EXTRACTED ENTRIES Block Start

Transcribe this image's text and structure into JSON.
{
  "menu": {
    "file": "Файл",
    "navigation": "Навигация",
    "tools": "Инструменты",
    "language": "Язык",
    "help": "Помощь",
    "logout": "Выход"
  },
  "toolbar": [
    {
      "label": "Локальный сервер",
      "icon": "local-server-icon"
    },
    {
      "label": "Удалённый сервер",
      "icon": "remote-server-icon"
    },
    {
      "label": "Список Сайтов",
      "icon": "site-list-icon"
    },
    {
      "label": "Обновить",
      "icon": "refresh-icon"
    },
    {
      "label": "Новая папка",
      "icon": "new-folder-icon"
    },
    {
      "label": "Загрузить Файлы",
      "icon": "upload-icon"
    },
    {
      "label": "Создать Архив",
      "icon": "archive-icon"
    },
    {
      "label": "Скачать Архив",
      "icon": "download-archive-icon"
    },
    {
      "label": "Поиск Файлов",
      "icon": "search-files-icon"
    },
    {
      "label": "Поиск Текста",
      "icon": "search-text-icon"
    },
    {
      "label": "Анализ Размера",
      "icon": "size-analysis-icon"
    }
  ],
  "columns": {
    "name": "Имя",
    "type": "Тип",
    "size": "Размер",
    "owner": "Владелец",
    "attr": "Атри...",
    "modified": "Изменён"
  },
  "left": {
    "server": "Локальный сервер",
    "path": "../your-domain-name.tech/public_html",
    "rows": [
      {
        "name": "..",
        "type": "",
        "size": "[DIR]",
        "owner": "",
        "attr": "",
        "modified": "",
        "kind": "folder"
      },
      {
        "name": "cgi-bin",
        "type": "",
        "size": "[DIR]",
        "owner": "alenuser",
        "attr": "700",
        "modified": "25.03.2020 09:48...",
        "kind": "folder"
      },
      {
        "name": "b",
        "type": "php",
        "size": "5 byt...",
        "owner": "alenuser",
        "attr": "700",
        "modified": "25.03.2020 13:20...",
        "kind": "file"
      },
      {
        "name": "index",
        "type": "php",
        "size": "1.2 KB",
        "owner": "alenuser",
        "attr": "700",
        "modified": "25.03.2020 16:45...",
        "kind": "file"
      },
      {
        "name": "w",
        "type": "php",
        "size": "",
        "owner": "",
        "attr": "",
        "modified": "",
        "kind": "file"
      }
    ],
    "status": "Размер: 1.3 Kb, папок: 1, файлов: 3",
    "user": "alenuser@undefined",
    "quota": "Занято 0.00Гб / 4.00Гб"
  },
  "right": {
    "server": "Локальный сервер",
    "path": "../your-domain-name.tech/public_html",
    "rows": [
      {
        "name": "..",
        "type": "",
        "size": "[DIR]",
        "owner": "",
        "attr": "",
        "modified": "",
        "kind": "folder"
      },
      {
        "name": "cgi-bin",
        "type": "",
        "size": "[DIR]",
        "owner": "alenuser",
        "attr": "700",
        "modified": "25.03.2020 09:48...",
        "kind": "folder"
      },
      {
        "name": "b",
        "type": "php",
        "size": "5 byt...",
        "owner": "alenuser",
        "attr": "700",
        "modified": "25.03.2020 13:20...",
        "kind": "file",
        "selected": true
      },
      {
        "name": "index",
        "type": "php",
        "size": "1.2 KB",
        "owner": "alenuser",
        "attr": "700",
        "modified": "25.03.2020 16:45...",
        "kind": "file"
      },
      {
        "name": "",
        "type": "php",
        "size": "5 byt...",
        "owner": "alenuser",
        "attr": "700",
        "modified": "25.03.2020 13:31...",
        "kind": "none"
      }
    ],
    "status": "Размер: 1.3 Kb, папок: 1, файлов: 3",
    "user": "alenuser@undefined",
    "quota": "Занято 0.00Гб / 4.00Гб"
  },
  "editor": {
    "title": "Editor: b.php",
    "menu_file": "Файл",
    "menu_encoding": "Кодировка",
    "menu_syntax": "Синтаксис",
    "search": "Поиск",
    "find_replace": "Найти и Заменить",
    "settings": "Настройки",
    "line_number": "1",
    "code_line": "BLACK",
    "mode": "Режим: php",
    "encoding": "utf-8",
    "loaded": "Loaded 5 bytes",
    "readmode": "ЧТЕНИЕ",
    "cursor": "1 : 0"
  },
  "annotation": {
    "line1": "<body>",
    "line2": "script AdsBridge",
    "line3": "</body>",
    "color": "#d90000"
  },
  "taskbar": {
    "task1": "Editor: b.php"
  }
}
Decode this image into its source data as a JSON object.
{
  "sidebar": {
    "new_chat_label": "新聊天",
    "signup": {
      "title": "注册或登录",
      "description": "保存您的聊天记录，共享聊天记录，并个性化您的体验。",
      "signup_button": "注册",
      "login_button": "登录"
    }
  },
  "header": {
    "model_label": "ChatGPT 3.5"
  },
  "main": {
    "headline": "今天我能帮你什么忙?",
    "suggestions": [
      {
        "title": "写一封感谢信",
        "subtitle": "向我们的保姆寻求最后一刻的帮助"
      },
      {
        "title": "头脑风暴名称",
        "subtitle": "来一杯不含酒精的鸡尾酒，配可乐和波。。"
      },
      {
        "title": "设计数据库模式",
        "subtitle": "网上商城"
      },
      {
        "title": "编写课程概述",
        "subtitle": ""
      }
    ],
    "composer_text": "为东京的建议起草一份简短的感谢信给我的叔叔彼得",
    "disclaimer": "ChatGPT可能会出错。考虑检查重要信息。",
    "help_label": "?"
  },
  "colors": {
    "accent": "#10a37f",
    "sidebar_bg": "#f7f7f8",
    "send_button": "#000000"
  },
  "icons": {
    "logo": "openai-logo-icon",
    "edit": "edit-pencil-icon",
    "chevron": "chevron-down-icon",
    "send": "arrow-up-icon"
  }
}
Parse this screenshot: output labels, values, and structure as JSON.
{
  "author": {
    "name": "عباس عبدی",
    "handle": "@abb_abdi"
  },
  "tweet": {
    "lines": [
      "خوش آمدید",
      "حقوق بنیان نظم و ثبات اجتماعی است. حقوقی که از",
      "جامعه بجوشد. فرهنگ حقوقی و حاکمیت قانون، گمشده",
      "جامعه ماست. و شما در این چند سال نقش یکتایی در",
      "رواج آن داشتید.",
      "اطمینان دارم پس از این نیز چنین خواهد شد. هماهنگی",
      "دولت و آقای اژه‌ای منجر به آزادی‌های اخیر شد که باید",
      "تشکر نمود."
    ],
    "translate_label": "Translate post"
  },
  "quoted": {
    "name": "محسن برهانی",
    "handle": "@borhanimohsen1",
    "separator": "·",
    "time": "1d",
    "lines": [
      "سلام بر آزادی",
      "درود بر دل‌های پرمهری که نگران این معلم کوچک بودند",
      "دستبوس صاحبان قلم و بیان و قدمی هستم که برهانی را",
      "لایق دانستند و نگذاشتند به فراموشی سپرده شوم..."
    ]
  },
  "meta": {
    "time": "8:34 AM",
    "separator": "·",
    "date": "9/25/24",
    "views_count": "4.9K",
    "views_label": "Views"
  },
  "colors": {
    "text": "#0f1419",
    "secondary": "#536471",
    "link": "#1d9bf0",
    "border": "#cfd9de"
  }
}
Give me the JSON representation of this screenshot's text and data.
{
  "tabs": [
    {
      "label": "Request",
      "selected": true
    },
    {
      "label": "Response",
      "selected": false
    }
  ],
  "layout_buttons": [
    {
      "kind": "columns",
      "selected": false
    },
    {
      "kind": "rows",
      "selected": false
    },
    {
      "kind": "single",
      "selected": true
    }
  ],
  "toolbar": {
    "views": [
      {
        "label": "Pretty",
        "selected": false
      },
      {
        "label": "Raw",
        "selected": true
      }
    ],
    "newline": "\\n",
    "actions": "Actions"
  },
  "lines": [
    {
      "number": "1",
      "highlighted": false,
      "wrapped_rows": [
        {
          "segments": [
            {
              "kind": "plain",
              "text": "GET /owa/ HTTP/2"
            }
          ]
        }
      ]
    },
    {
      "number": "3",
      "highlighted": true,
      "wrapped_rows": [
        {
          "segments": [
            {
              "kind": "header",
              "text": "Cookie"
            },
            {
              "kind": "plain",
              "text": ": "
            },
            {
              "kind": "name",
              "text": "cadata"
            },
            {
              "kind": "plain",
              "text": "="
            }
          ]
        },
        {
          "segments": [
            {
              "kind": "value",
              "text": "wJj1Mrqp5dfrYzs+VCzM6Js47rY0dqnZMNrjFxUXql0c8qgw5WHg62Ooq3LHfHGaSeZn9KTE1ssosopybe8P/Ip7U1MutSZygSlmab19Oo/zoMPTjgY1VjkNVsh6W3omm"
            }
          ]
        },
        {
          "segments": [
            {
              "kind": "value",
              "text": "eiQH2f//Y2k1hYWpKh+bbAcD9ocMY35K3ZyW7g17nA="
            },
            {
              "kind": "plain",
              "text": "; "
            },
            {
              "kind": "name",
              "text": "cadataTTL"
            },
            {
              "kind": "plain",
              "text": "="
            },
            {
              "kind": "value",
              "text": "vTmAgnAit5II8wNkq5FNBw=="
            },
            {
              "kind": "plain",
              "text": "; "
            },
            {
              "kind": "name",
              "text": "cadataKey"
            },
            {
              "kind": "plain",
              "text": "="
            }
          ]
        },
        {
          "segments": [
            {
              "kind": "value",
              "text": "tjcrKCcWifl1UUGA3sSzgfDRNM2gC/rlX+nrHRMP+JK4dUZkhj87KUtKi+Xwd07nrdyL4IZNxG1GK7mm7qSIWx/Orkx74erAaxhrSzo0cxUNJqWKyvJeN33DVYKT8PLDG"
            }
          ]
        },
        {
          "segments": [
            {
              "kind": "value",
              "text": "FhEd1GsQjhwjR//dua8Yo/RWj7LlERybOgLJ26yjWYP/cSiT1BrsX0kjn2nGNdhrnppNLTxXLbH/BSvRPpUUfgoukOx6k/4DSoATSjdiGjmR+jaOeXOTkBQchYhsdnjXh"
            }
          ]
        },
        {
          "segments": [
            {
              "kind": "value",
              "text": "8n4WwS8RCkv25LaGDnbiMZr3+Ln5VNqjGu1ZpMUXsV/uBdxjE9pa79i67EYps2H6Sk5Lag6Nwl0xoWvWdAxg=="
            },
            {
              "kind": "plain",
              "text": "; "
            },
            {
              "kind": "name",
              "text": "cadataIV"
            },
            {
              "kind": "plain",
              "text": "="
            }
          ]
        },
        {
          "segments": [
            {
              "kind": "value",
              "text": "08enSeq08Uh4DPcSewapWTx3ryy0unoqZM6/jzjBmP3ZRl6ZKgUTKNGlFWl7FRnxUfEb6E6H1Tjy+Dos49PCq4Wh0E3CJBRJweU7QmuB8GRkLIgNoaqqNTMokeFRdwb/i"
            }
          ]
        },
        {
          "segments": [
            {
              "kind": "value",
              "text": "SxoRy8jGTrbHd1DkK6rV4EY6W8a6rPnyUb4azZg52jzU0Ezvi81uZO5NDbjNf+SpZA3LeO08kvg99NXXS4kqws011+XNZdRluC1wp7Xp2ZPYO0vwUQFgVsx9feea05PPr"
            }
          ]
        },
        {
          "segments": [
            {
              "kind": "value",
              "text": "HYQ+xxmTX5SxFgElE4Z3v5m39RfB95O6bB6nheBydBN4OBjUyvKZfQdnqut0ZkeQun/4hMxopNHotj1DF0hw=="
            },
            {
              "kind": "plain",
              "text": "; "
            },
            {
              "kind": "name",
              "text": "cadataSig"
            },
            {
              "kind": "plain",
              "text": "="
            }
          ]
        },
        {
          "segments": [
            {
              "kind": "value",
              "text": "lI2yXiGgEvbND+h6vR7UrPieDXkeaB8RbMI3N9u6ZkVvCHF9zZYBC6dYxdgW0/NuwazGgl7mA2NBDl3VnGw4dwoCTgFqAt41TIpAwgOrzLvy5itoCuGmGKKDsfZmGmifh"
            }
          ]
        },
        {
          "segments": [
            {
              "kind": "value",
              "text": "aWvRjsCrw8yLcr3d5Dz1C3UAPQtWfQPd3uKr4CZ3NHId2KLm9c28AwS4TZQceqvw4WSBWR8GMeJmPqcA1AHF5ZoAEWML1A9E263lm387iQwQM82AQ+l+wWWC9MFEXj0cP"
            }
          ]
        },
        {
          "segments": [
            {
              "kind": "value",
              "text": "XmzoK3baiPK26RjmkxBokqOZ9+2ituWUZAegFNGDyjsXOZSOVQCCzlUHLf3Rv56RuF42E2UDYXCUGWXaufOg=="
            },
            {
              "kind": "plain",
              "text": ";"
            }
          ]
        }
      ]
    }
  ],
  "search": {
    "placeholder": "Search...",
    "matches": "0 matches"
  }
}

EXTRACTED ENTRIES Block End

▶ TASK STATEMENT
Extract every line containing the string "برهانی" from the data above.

▶ RESULT OF THE TASK
    "name": "محسن برهانی",
      "دستبوس صاحبان قلم و بیان و قدمی هستم که برهانی را",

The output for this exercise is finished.